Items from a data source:

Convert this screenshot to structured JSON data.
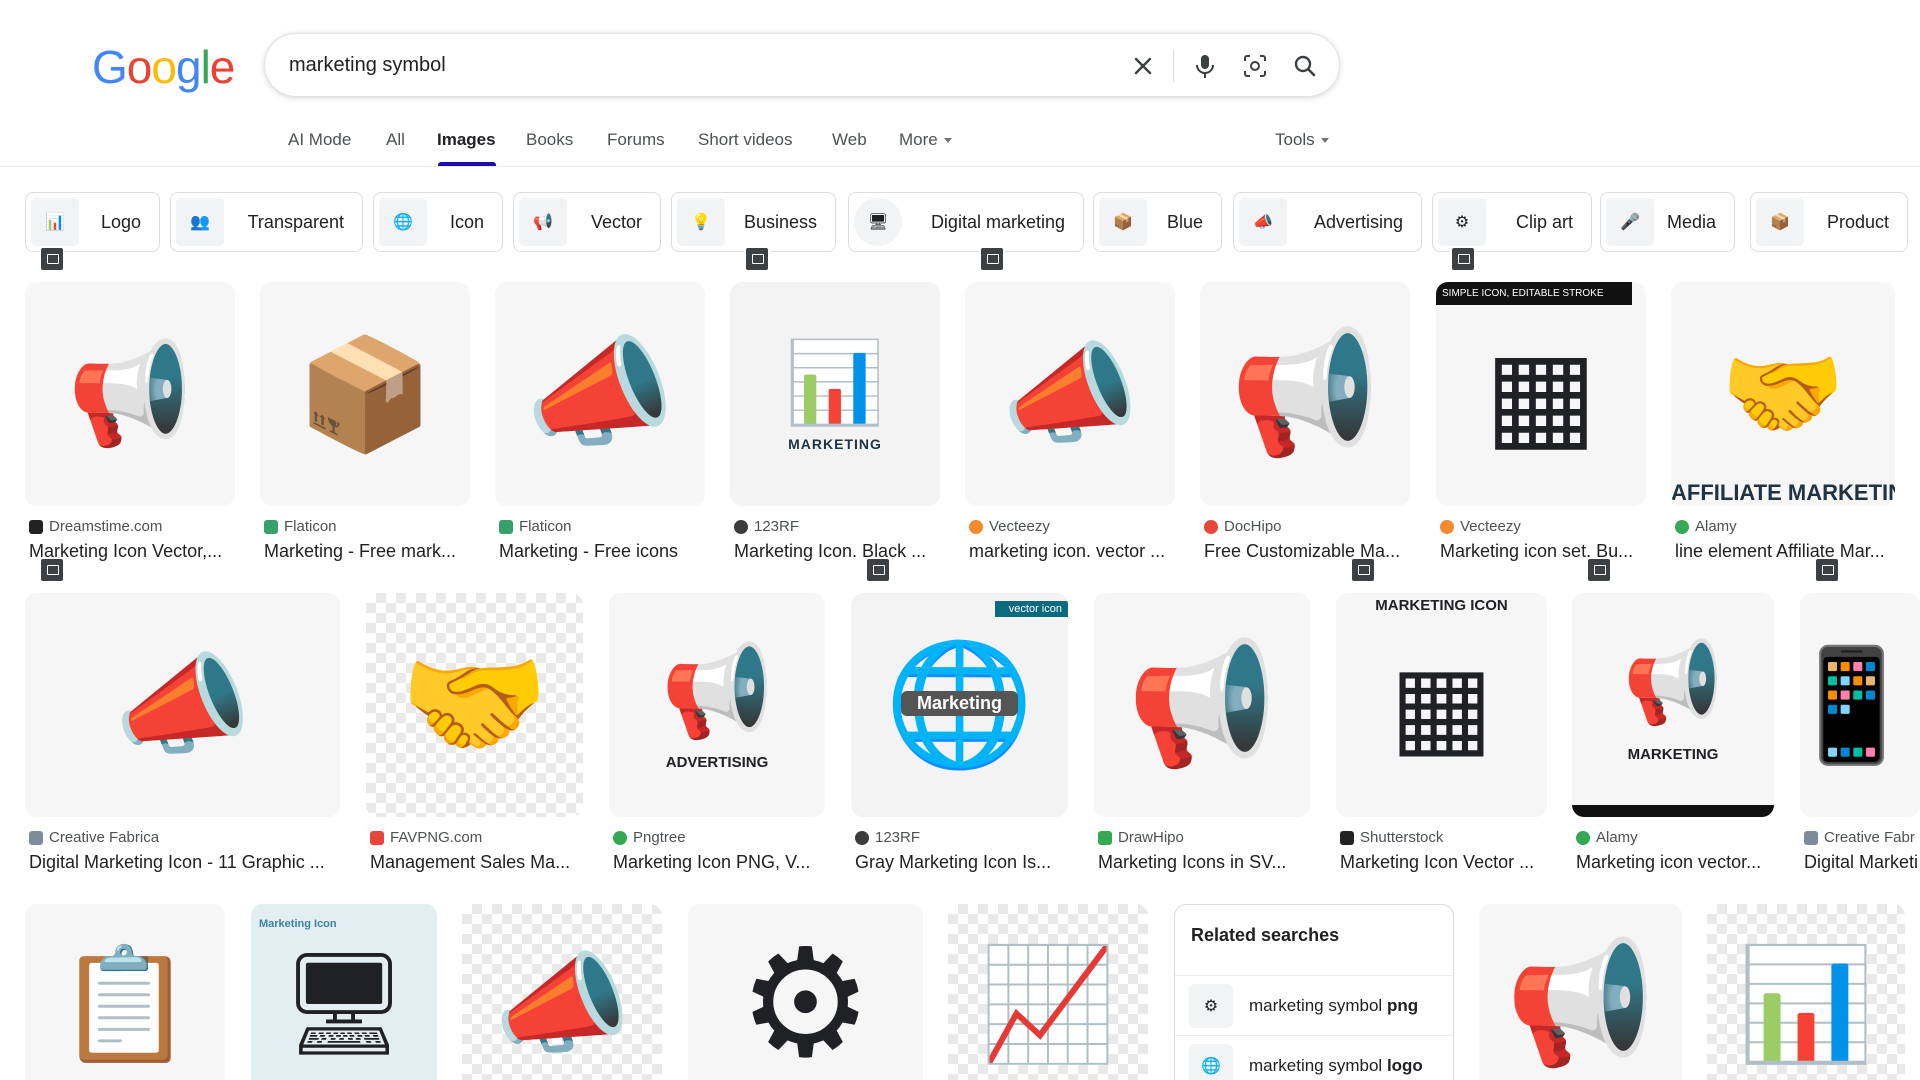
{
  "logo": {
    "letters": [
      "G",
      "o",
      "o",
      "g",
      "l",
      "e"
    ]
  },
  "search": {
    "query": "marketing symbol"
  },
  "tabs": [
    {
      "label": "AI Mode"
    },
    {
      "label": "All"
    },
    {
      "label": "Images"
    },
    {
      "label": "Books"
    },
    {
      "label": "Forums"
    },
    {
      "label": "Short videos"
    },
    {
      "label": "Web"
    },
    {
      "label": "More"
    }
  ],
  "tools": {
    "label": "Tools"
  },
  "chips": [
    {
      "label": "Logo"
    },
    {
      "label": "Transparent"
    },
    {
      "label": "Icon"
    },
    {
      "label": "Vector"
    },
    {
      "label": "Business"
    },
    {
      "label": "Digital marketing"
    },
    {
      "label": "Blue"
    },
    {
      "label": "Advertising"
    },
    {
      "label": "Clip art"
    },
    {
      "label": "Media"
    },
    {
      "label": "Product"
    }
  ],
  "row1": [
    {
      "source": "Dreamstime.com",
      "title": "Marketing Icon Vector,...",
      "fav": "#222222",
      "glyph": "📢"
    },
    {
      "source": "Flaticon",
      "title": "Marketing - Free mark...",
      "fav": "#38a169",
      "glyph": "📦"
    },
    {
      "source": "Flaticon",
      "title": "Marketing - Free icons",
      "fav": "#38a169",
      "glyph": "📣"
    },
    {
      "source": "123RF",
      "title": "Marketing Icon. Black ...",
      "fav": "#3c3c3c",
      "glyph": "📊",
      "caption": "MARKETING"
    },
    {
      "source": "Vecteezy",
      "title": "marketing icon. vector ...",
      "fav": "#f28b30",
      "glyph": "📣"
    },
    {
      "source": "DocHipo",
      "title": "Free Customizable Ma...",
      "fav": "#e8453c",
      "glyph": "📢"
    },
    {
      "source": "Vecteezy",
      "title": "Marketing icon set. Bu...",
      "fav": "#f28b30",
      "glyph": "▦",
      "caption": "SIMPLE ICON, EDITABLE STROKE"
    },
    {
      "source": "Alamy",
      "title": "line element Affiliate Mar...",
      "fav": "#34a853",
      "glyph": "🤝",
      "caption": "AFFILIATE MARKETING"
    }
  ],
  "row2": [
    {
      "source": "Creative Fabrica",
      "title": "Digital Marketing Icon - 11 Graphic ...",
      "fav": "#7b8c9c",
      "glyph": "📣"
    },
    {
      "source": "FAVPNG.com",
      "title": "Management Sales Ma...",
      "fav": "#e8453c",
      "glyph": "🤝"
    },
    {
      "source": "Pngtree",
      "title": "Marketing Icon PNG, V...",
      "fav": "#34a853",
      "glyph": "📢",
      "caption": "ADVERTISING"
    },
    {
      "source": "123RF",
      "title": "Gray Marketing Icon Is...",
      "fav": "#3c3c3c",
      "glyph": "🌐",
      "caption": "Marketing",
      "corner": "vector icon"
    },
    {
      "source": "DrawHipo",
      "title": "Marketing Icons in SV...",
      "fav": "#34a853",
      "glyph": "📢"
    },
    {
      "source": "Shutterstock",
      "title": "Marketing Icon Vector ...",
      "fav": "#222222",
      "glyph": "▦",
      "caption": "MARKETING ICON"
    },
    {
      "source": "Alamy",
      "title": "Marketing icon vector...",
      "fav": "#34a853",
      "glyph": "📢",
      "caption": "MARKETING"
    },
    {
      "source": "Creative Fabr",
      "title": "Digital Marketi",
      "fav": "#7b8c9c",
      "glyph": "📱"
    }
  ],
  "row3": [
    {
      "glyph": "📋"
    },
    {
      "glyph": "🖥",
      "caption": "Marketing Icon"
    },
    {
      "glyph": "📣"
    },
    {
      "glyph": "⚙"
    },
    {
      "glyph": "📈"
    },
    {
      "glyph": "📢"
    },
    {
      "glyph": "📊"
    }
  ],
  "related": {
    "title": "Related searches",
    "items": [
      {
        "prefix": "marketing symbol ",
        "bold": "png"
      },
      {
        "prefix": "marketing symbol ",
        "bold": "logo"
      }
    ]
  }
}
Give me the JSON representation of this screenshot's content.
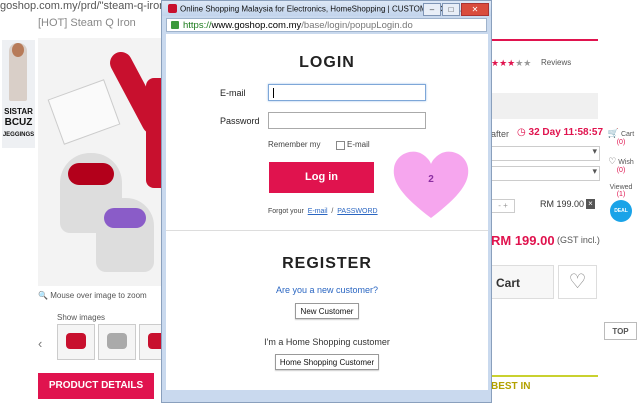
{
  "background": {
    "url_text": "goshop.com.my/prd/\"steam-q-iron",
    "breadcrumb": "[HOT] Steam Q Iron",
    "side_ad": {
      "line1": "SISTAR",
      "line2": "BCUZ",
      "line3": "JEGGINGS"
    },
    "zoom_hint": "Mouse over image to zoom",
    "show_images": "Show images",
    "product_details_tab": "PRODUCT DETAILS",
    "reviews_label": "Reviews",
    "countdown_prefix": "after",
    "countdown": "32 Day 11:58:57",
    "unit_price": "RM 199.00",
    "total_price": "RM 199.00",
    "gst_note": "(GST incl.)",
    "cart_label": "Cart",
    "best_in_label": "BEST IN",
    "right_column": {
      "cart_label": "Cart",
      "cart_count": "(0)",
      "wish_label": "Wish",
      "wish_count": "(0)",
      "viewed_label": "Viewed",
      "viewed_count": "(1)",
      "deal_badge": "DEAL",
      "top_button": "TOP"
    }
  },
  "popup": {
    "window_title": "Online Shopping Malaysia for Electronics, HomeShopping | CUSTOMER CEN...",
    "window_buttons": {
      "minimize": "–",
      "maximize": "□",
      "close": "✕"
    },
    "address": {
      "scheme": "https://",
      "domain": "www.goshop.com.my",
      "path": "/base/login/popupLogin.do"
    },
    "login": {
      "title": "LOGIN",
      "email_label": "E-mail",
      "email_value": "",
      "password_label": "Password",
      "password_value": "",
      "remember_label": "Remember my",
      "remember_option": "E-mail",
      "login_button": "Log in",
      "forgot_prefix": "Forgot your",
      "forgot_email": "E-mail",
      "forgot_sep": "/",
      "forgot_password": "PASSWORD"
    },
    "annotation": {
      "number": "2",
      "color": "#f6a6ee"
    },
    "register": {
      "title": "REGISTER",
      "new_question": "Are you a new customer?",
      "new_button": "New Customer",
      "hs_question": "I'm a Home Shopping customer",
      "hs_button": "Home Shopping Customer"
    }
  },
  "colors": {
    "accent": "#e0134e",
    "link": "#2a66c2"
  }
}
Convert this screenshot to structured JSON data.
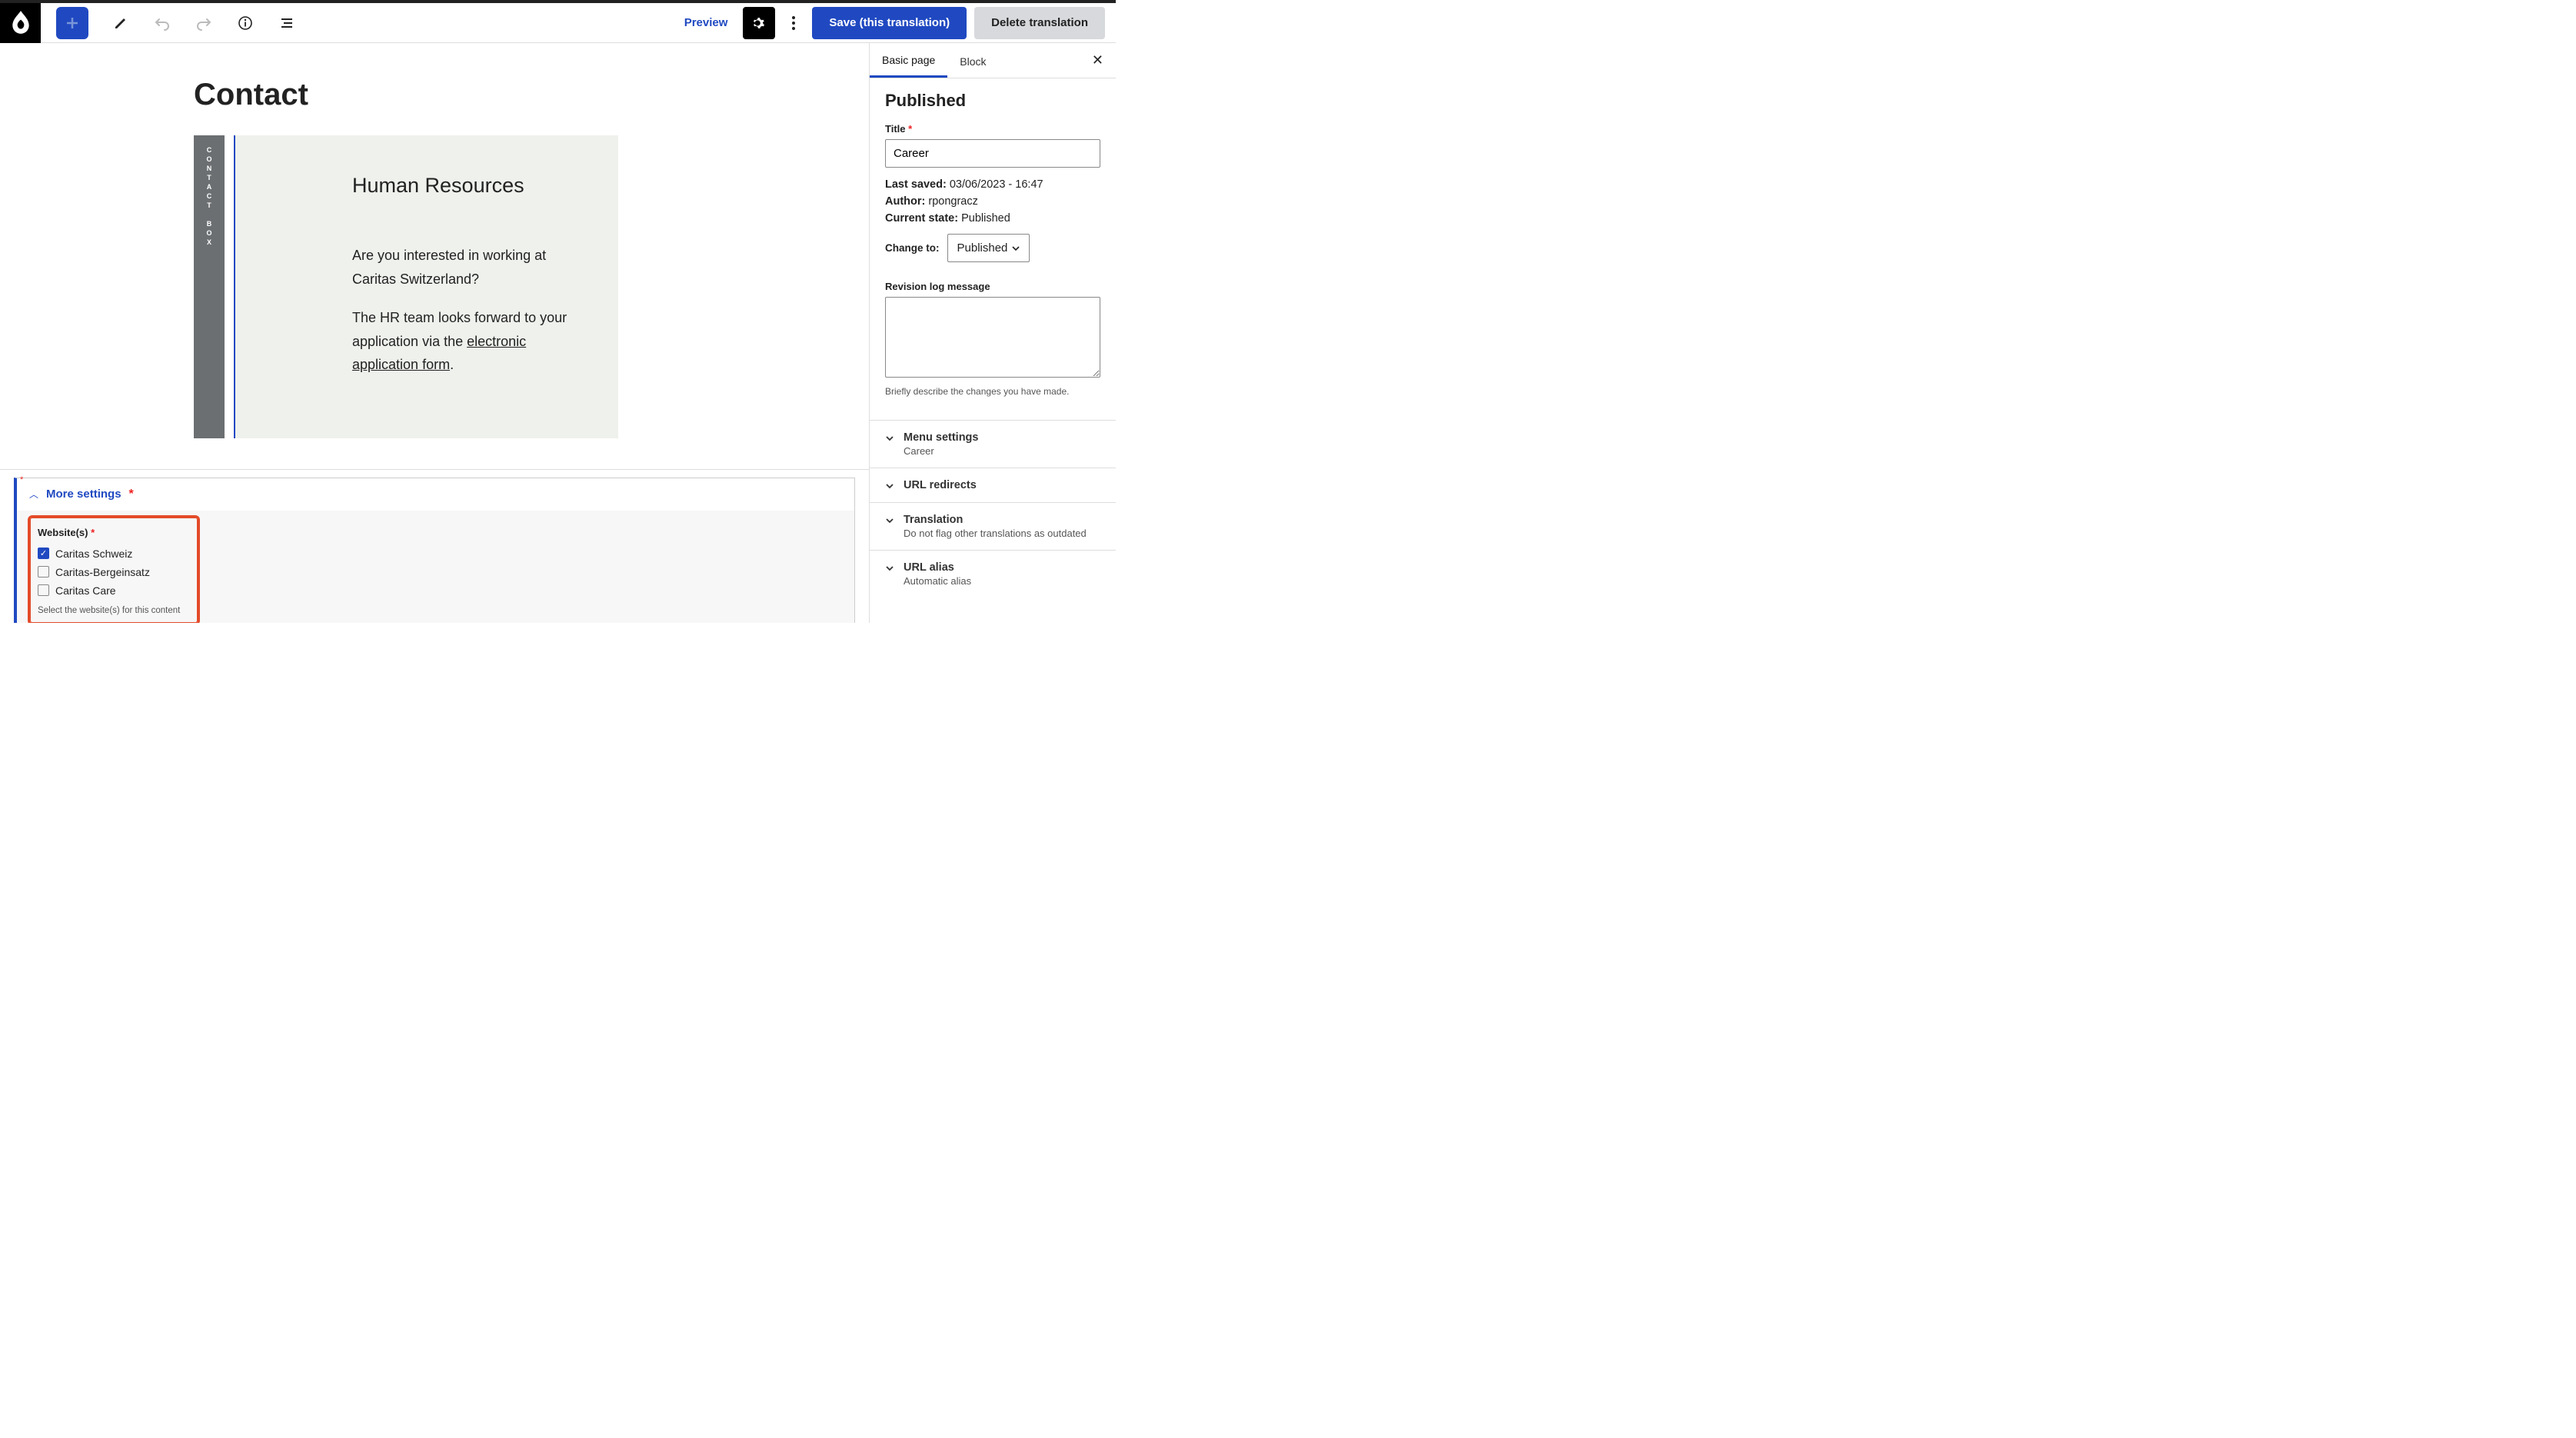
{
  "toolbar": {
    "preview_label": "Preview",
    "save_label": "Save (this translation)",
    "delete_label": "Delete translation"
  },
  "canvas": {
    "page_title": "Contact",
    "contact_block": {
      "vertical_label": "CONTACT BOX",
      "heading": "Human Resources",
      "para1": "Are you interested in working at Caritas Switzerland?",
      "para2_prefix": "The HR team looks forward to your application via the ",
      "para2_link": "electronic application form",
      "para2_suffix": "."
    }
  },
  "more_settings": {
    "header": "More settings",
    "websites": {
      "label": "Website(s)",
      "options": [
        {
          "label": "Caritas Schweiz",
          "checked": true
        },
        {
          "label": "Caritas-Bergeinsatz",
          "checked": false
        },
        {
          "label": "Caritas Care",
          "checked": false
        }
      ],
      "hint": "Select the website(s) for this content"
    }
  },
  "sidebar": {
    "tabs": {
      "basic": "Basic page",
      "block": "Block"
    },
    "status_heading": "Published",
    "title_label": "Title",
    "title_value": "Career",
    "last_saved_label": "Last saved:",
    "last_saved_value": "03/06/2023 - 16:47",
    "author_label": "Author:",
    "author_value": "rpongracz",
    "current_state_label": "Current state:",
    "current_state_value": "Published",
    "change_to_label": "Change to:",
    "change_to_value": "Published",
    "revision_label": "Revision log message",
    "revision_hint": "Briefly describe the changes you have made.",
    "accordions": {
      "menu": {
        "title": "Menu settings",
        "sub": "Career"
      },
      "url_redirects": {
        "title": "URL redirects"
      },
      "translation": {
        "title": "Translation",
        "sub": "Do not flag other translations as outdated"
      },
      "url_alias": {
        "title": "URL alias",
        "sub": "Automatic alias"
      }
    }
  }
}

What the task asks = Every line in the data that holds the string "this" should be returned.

Response area =
Convert this screenshot to structured JSON data.
Give me the JSON representation of this screenshot's content.
Convert this screenshot to structured JSON data.
    "save_label": "Save (this translation)",
      "hint": "Select the website(s) for this content"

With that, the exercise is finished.